                    Hadfields also makes them, they are gorgeous, and equally expensive as Country Saddler, I almost bought a pair at HITS last summer. The Hadfields ones are very long though, they are apparently popular with the Quarter Horse people.

                    I think Dover has them as well, or they did not too long ago, don't know what the quality is like though.


                    • #11
                      I have a pair of 15 year old plaited reins that I adore. After riding with them for so long I can't stand the laced reins anymore. I actually find them to have better grip, but they are harder to keep clean.


                      • #12
                        The laced reins are stronger than plaited reins. I have a pair of plaited reins form 1974. They have been around for a long time because I take good care of them and I use lace reins to school.
                        If you have a consignment shop in your area, try a pair of each and you will be able to make up your own mind about the difference in the two reins.


                        • #13
                          Keep in mind, too, that plaited reins will stretch as they get oiled and broken in. I have seen them on short-necked horses where the byte of the reins is so long I was afraid for the rider's toes.
                          "In the beginning, the universe was created.
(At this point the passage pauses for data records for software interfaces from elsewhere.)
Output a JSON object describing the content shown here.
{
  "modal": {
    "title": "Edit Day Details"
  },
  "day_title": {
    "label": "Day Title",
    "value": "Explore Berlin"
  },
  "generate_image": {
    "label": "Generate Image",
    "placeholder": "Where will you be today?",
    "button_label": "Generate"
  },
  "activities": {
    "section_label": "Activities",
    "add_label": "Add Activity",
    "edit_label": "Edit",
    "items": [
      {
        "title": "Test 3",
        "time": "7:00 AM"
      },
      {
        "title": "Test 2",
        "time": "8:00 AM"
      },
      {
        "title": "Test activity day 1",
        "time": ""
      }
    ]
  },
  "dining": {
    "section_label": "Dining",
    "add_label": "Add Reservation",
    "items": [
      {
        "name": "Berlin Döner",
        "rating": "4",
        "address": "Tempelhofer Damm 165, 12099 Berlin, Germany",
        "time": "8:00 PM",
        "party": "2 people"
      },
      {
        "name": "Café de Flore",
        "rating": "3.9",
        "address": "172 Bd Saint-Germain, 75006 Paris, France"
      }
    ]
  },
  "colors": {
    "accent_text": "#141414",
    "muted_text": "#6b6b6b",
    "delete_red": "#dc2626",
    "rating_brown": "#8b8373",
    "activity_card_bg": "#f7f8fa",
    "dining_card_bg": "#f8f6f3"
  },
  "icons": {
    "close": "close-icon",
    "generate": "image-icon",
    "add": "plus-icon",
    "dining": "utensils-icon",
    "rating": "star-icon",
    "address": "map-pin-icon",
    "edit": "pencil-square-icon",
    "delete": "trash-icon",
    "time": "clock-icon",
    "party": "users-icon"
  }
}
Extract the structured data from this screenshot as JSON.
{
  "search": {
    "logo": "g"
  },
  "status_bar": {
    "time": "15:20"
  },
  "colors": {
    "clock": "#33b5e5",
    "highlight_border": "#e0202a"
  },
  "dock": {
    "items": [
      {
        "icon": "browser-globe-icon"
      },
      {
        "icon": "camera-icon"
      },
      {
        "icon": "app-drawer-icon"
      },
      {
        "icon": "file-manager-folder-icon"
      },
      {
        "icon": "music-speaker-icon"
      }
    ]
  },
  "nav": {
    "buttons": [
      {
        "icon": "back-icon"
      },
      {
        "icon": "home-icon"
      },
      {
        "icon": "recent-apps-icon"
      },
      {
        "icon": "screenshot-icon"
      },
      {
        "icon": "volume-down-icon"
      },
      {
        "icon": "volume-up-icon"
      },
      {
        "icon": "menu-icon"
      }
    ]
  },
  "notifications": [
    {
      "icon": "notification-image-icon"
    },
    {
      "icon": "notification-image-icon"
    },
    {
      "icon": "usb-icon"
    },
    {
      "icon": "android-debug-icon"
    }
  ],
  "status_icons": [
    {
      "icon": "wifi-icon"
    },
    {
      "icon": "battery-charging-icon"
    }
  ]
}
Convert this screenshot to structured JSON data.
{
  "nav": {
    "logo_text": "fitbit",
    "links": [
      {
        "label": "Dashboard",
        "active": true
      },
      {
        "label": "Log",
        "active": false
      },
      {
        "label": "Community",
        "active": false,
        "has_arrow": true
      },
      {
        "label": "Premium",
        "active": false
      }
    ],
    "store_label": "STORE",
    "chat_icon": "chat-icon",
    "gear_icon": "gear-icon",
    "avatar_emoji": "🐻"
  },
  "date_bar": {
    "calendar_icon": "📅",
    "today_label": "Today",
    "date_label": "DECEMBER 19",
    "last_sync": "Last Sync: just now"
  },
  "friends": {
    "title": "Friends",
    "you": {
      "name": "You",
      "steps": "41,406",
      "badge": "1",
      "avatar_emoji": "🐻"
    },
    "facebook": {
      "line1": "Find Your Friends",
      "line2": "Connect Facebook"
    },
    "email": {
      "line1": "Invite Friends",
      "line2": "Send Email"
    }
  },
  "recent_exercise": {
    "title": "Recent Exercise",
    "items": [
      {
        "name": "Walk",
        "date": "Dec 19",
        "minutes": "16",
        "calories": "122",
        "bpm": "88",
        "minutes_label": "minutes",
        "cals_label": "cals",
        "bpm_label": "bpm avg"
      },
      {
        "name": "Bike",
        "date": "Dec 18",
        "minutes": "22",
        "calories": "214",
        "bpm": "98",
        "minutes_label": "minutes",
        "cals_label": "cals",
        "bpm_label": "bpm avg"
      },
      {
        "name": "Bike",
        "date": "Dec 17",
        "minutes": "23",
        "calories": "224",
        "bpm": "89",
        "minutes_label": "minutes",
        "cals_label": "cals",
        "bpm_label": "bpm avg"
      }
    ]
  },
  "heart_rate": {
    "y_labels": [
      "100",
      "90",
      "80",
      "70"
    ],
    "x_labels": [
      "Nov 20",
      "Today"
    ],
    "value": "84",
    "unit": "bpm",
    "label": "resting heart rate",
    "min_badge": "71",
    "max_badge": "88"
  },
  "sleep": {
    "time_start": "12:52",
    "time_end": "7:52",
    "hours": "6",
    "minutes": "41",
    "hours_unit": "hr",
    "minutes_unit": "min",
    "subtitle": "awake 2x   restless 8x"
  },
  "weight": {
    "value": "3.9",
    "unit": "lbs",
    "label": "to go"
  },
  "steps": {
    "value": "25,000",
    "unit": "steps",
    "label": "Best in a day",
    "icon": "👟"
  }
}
This made a lot of people angry and has widely been considered as a bad move." -Douglas Adams


                          • #14
                            I have both pairs at home and I must say I really dislike the plaited ones - they feel very bulky and awkward in my hands -hence I never use them. My laced reins are too old now (don't see them around as much). Generally (off the top of my head) apart from my double bridles all my reins on my bridles are rubber covered.


                            • #15
                              BAC, I did NOT need to see that.

                              Love the plaited ones, but only the good quality ones that are like butter. Cheap or unoiled ones are too rough.
                              They're small hearts.


                              • #16
                                I don't like the look of the braided reins BAC posted, personally, but I do love a nice pair of plaited reins! I've got a pair I use daily that were handed down from my Nana and are probably older than I am. I did have to replace the buckle, but other than that, they're going strong.

                                Stubben makes a relatively nice plaited rein for $160. Henri de Rivel makes a pair for under $100 that might be worth a try too. I can't remember which company it is, but one of the high end lines makes a really nice pair, except that they're super long to accommodate the AQHA hunter people. I did ask Arc de Triomphe about replicating the ones I have currently, and they said it was doable. I bet the quality would be fantastic from them!

                                It's funny; I find a lot of the crappy Indian-made bridles come with plaited reins, but that they're tough to find from high quality brands except as special order. I think it's also important to buy ones that are one piece, from bit through the braid instead of the ones that have the braid sewn into the solid bit - those ones are notorious for breaking at entirely the wrong time!


                                • #17
                                  On the same topic (and now that I'll spend the next while drooling over gorgeous reins!), has anyone ridden in single laced reins? What are they like to use?


                                  • #18
                                    Originally posted by Small Change View Post
                                    I can't remember which company it is, but one of the high end lines makes a really nice pair, except that they're super long to accommodate the AQHA hunter people.
                                    Those are Hadfields, as I mentioned in a previous post. They will custom make shorter ones though, but I was afraid to ask the cost.


                                    • #19
                                      As everyone already noted, plaited reins were a pain to clean, harder to hang on to when wet or sweaty and they just stretch for miles.
                                      Your crazy is showing. You might want to tuck that back in.